EXERCISE INPUT START

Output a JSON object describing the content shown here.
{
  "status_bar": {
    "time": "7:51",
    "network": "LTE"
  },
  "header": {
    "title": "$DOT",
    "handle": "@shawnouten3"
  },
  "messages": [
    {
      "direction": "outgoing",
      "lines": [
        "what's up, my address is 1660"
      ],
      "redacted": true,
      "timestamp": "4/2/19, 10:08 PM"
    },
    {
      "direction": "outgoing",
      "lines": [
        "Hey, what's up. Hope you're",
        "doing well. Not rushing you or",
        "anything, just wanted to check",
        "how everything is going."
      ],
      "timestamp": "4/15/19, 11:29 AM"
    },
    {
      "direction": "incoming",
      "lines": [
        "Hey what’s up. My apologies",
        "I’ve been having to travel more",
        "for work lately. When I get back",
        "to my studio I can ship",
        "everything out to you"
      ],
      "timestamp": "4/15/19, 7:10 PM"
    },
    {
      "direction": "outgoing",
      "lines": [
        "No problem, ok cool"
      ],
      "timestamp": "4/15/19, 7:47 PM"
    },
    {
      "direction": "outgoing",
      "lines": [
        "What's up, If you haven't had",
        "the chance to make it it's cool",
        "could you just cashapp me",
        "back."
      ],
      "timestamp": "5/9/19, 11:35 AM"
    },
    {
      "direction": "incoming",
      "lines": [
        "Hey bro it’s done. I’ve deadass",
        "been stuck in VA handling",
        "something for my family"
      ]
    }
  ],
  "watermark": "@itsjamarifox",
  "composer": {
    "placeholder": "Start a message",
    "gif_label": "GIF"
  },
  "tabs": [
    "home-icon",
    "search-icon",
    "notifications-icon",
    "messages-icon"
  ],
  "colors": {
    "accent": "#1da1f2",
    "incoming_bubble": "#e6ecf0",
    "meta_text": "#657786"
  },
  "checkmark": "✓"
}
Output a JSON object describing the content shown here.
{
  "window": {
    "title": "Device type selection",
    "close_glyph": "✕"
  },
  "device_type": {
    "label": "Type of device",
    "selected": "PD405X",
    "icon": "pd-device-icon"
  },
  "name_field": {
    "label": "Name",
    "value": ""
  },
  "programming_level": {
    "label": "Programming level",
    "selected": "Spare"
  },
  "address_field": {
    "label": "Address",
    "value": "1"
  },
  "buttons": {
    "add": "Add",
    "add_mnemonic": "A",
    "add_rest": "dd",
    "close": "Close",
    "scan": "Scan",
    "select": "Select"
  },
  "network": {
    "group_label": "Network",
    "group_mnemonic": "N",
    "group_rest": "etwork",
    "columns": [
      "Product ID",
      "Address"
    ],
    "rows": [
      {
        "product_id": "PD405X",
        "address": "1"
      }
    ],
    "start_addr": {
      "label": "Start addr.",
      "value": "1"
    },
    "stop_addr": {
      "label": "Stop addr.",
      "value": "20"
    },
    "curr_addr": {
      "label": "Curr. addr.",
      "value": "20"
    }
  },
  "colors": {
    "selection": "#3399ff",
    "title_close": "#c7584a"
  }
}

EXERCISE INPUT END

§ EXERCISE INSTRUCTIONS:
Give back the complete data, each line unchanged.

§ RESULT OF THE EXERCISE:
Output a JSON object describing the content shown here.
{
  "status_bar": {
    "time": "7:51",
    "network": "LTE"
  },
  "header": {
    "title": "$DOT",
    "handle": "@shawnouten3"
  },
  "messages": [
    {
      "direction": "outgoing",
      "lines": [
        "what's up, my address is 1660"
      ],
      "redacted": true,
      "timestamp": "4/2/19, 10:08 PM"
    },
    {
      "direction": "outgoing",
      "lines": [
        "Hey, what's up. Hope you're",
        "doing well. Not rushing you or",
        "anything, just wanted to check",
        "how everything is going."
      ],
      "timestamp": "4/15/19, 11:29 AM"
    },
    {
      "direction": "incoming",
      "lines": [
        "Hey what’s up. My apologies",
        "I’ve been having to travel more",
        "for work lately. When I get back",
        "to my studio I can ship",
        "everything out to you"
      ],
      "timestamp": "4/15/19, 7:10 PM"
    },
    {
      "direction": "outgoing",
      "lines": [
        "No problem, ok cool"
      ],
      "timestamp": "4/15/19, 7:47 PM"
    },
    {
      "direction": "outgoing",
      "lines": [
        "What's up, If you haven't had",
        "the chance to make it it's cool",
        "could you just cashapp me",
        "back."
      ],
      "timestamp": "5/9/19, 11:35 AM"
    },
    {
      "direction": "incoming",
      "lines": [
        "Hey bro it’s done. I’ve deadass",
        "been stuck in VA handling",
        "something for my family"
      ]
    }
  ],
  "watermark": "@itsjamarifox",
  "composer": {
    "placeholder": "Start a message",
    "gif_label": "GIF"
  },
  "tabs": [
    "home-icon",
    "search-icon",
    "notifications-icon",
    "messages-icon"
  ],
  "colors": {
    "accent": "#1da1f2",
    "incoming_bubble": "#e6ecf0",
    "meta_text": "#657786"
  },
  "checkmark": "✓"
}
Output a JSON object describing the content shown here.
{
  "window": {
    "title": "Device type selection",
    "close_glyph": "✕"
  },
  "device_type": {
    "label": "Type of device",
    "selected": "PD405X",
    "icon": "pd-device-icon"
  },
  "name_field": {
    "label": "Name",
    "value": ""
  },
  "programming_level": {
    "label": "Programming level",
    "selected": "Spare"
  },
  "address_field": {
    "label": "Address",
    "value": "1"
  },
  "buttons": {
    "add": "Add",
    "add_mnemonic": "A",
    "add_rest": "dd",
    "close": "Close",
    "scan": "Scan",
    "select": "Select"
  },
  "network": {
    "group_label": "Network",
    "group_mnemonic": "N",
    "group_rest": "etwork",
    "columns": [
      "Product ID",
      "Address"
    ],
    "rows": [
      {
        "product_id": "PD405X",
        "address": "1"
      }
    ],
    "start_addr": {
      "label": "Start addr.",
      "value": "1"
    },
    "stop_addr": {
      "label": "Stop addr.",
      "value": "20"
    },
    "curr_addr": {
      "label": "Curr. addr.",
      "value": "20"
    }
  },
  "colors": {
    "selection": "#3399ff",
    "title_close": "#c7584a"
  }
}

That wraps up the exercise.